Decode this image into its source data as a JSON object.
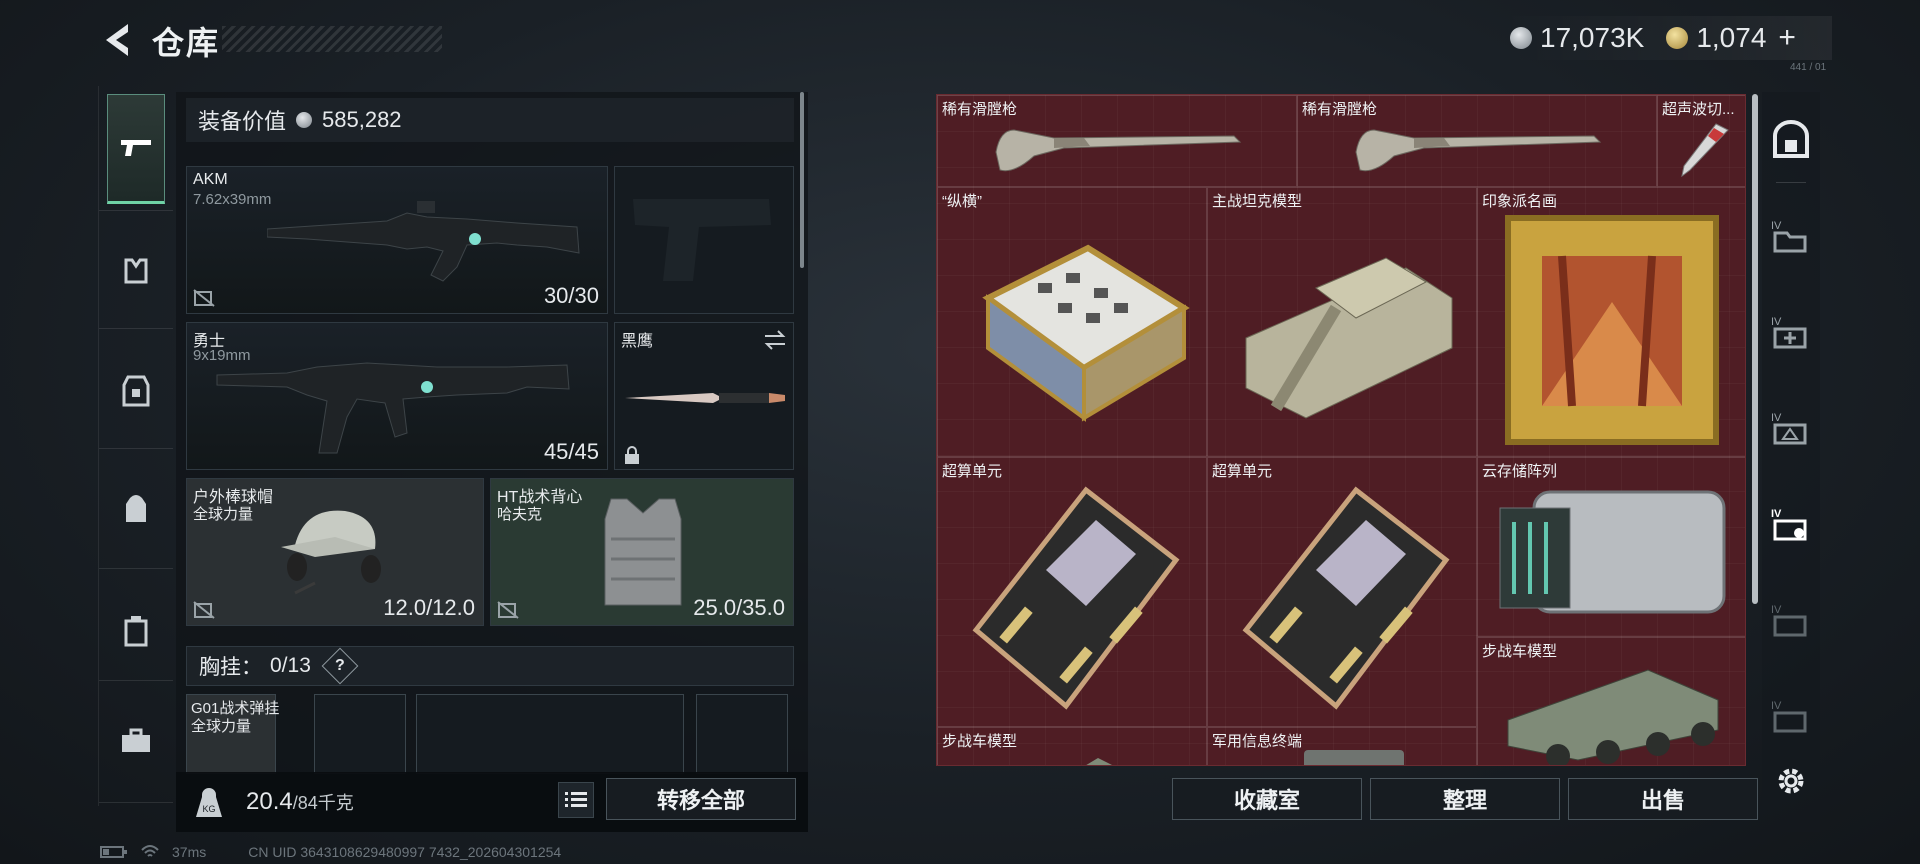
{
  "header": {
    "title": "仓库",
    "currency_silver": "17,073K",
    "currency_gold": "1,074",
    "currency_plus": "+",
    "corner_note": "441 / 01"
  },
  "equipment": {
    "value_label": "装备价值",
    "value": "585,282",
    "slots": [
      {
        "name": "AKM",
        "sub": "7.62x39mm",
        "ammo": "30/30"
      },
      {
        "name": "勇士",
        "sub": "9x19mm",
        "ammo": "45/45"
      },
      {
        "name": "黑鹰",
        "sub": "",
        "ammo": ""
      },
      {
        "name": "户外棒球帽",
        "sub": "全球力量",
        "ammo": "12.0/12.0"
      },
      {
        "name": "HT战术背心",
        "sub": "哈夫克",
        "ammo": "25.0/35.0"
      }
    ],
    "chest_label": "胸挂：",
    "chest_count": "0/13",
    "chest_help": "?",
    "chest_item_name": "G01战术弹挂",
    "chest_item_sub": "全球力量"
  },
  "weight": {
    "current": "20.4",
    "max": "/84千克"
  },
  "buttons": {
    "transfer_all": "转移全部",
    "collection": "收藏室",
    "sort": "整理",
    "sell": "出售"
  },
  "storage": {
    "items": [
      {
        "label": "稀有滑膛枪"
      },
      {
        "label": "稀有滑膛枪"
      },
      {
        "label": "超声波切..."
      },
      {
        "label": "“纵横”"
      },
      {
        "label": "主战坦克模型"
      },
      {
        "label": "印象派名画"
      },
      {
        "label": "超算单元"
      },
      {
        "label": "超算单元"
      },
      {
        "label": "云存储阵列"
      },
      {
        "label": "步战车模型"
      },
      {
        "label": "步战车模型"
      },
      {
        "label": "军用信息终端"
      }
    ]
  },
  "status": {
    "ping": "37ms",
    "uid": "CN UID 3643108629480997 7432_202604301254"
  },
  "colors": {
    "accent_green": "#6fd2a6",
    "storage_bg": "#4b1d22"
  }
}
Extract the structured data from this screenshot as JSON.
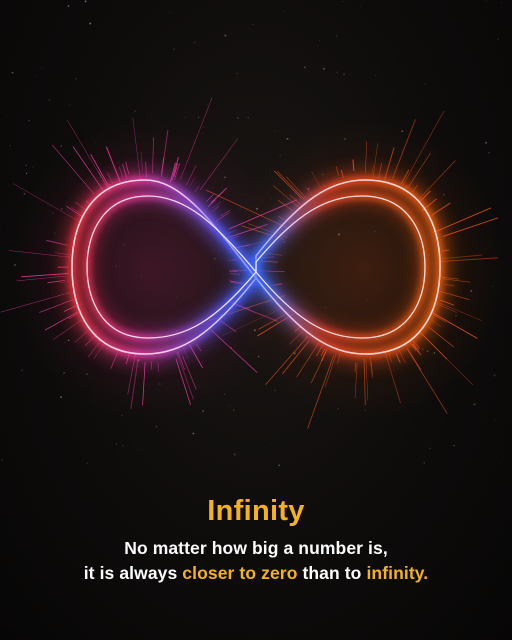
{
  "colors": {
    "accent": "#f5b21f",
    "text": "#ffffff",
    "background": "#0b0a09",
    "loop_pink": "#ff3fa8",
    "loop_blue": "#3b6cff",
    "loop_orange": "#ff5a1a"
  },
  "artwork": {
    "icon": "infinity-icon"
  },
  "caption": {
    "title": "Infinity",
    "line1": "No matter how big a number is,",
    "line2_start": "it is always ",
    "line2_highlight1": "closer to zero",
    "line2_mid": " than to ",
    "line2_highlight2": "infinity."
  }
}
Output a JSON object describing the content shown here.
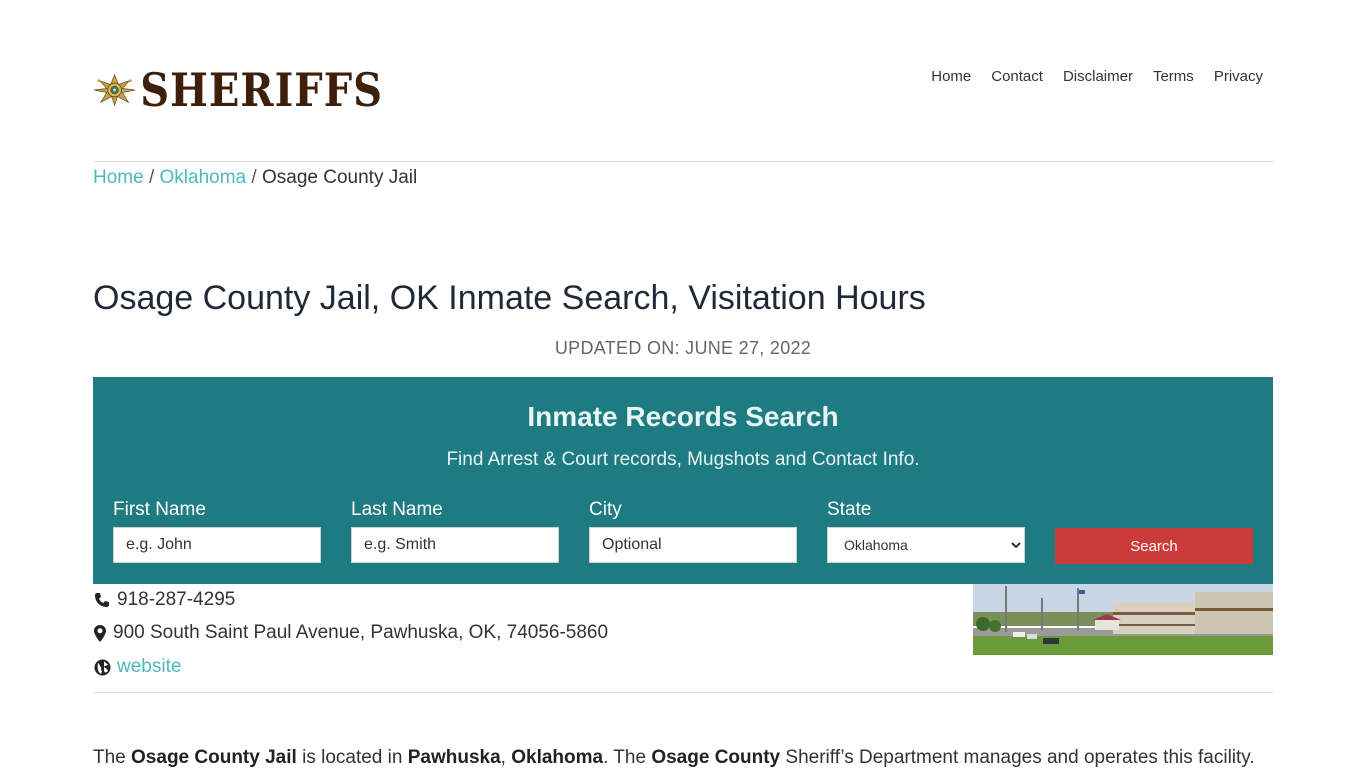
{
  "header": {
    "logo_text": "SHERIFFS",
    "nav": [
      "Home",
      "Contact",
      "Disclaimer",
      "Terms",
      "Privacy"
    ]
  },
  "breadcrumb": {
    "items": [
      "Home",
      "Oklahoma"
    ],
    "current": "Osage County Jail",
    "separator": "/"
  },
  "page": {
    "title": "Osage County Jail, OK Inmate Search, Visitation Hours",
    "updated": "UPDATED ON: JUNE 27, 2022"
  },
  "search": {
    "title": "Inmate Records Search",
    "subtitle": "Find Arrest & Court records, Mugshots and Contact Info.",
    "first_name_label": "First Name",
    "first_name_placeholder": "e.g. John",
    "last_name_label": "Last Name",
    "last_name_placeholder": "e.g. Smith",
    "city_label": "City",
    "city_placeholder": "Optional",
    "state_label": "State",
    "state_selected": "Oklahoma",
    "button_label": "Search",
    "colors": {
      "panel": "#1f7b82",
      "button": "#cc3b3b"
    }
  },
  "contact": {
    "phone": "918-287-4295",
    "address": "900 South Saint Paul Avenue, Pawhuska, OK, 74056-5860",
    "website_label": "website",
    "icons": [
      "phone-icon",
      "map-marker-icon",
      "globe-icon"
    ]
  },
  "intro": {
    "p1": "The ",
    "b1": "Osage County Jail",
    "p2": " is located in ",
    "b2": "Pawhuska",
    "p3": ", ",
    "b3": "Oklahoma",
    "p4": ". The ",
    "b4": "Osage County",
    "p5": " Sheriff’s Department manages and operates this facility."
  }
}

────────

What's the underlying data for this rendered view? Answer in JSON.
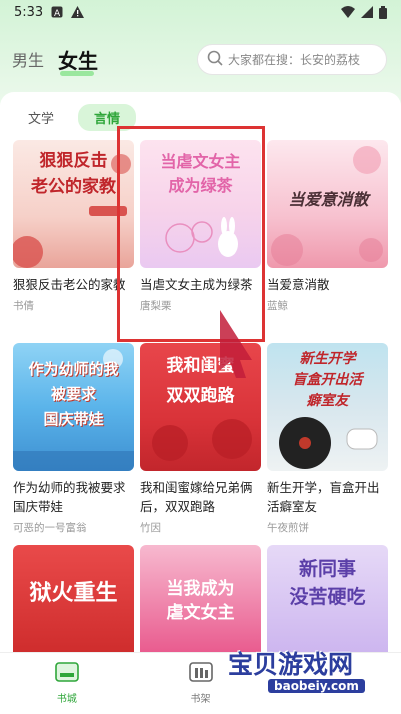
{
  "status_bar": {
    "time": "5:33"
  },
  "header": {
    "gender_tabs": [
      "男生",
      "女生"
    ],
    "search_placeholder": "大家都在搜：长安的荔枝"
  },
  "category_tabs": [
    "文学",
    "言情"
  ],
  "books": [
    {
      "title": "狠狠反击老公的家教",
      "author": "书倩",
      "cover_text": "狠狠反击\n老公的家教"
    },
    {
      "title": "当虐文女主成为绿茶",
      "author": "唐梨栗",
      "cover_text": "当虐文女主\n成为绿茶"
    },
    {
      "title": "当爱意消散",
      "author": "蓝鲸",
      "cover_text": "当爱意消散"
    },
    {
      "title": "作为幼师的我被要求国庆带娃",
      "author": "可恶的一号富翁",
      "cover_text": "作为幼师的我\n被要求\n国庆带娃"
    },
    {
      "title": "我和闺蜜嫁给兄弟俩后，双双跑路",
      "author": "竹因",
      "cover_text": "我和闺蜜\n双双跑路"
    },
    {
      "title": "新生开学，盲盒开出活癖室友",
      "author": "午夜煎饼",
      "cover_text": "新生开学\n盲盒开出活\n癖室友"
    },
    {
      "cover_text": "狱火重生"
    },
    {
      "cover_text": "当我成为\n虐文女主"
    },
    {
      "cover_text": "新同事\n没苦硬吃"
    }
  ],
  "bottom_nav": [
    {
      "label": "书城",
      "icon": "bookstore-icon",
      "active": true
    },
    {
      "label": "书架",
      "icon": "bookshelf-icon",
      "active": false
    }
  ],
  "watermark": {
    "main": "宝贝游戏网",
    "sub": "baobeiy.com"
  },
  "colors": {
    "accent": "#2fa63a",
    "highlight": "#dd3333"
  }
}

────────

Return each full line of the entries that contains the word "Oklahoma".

      "Oklahoma"
    "state_selected": "Oklahoma",
    "b3": "Oklahoma",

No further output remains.